This is done by adding support for GPU-accelerated rendering of 2D Canvas content on Windows and Mac OS X systems. According to the developers, the GPU acceleration should improve the overall performance of graphics-intensive web applications, making canvas-based animations and games “run faster and feel smoother”. For older systems that can’t make use of of the GPU, Chrome can now display 3D content using the SwiftShader software rasterizer, which Google licensed from TransGaming, Inc. However, the developers note that “a software-backed WebGL implementation is never going to perform as well as one running on a real GPU, but now more users will have access to basic 3D content on the web”.
As part of its Chromium Security Vulnerability Rewards programme, Google paid security researchers $4,000 for discovering and reporting the holes – $8,000 in additional rewards were issued for security bugs reported to the company during the development cycle of Chrome 18. As usual, more details about the vulnerabilities are being withheld until “a majority of users are up-to-date with the fix”.

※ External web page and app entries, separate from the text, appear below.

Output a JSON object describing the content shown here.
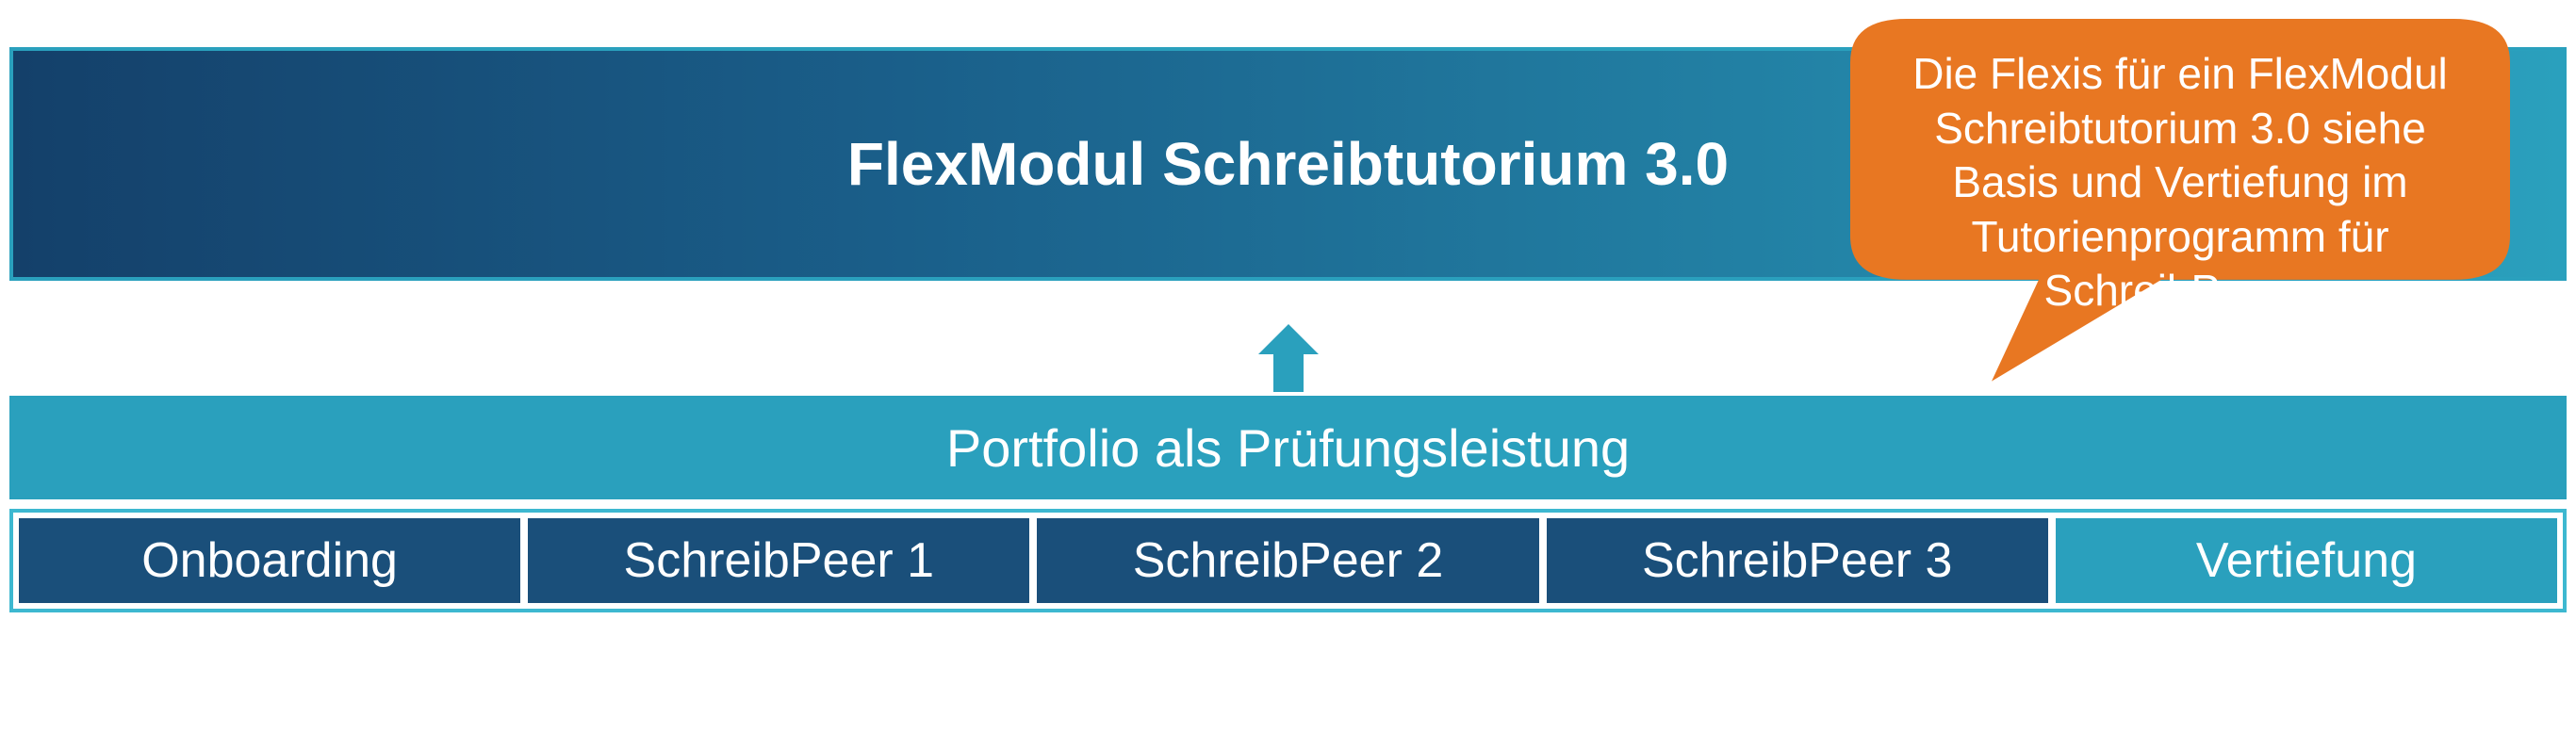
{
  "banner": {
    "title": "FlexModul Schreibtutorium 3.0"
  },
  "portfolio": {
    "label": "Portfolio als Prüfungsleistung"
  },
  "stages": [
    {
      "label": "Onboarding",
      "highlight": false
    },
    {
      "label": "SchreibPeer 1",
      "highlight": false
    },
    {
      "label": "SchreibPeer 2",
      "highlight": false
    },
    {
      "label": "SchreibPeer 3",
      "highlight": false
    },
    {
      "label": "Vertiefung",
      "highlight": true
    }
  ],
  "callout": {
    "text": "Die Flexis für ein FlexModul Schreibtutorium 3.0  siehe Basis und Vertiefung im Tutorienprogramm für SchreibPeers.",
    "color": "#e87722"
  },
  "arrow": {
    "color": "#2aa0bd"
  }
}
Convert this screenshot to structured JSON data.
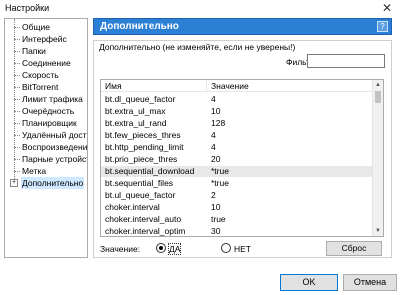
{
  "window": {
    "title": "Настройки",
    "close_glyph": "✕"
  },
  "sidebar": {
    "items": [
      {
        "label": "Общие"
      },
      {
        "label": "Интерфейс"
      },
      {
        "label": "Папки"
      },
      {
        "label": "Соединение"
      },
      {
        "label": "Скорость"
      },
      {
        "label": "BitTorrent"
      },
      {
        "label": "Лимит трафика"
      },
      {
        "label": "Очерёдность"
      },
      {
        "label": "Планировщик"
      },
      {
        "label": "Удалённый доступ"
      },
      {
        "label": "Воспроизведение"
      },
      {
        "label": "Парные устройства"
      },
      {
        "label": "Метка"
      },
      {
        "label": "Дополнительно",
        "selected": true,
        "expander": "+"
      }
    ]
  },
  "panel": {
    "header": "Дополнительно",
    "help_glyph": "?",
    "group_title": "Дополнительно (не изменяйте, если не уверены!)",
    "filter_label": "Фильт",
    "filter_value": ""
  },
  "table": {
    "columns": {
      "name": "Имя",
      "value": "Значение"
    },
    "rows": [
      {
        "name": "bt.dl_queue_factor",
        "value": "4"
      },
      {
        "name": "bt.extra_ul_max",
        "value": "10"
      },
      {
        "name": "bt.extra_ul_rand",
        "value": "128"
      },
      {
        "name": "bt.few_pieces_thres",
        "value": "4"
      },
      {
        "name": "bt.http_pending_limit",
        "value": "4"
      },
      {
        "name": "bt.prio_piece_thres",
        "value": "20"
      },
      {
        "name": "bt.sequential_download",
        "value": "*true",
        "selected": true
      },
      {
        "name": "bt.sequential_files",
        "value": "*true"
      },
      {
        "name": "bt.ul_queue_factor",
        "value": "2"
      },
      {
        "name": "choker.interval",
        "value": "10"
      },
      {
        "name": "choker.interval_auto",
        "value": "true"
      },
      {
        "name": "choker.interval_optim",
        "value": "30"
      }
    ]
  },
  "value_editor": {
    "label": "Значение:",
    "option_yes": "ДА",
    "option_no": "НЕТ",
    "selected": "yes",
    "reset_label": "Сброс"
  },
  "footer": {
    "ok_label": "OK",
    "cancel_label": "Отмена"
  },
  "colors": {
    "header_bg": "#2b7fd4",
    "selection_bg": "#cde8ff"
  }
}
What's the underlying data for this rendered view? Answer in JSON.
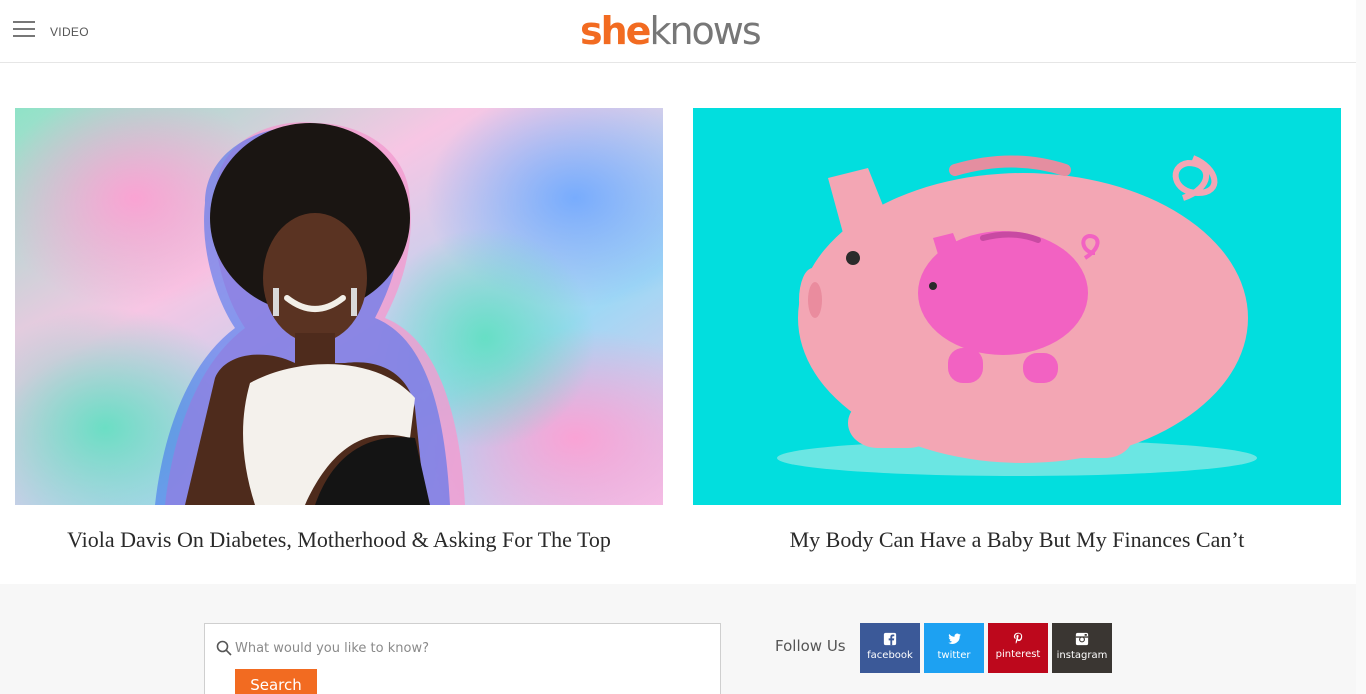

Further information about this stable update can be found in a post on the Chromium Blog. Chrome 18.0.1025.142 is available to download for Windows, Mac OS X and Linux from google.com/chrome; alternatively, existing users can upgrade using the built-in update function.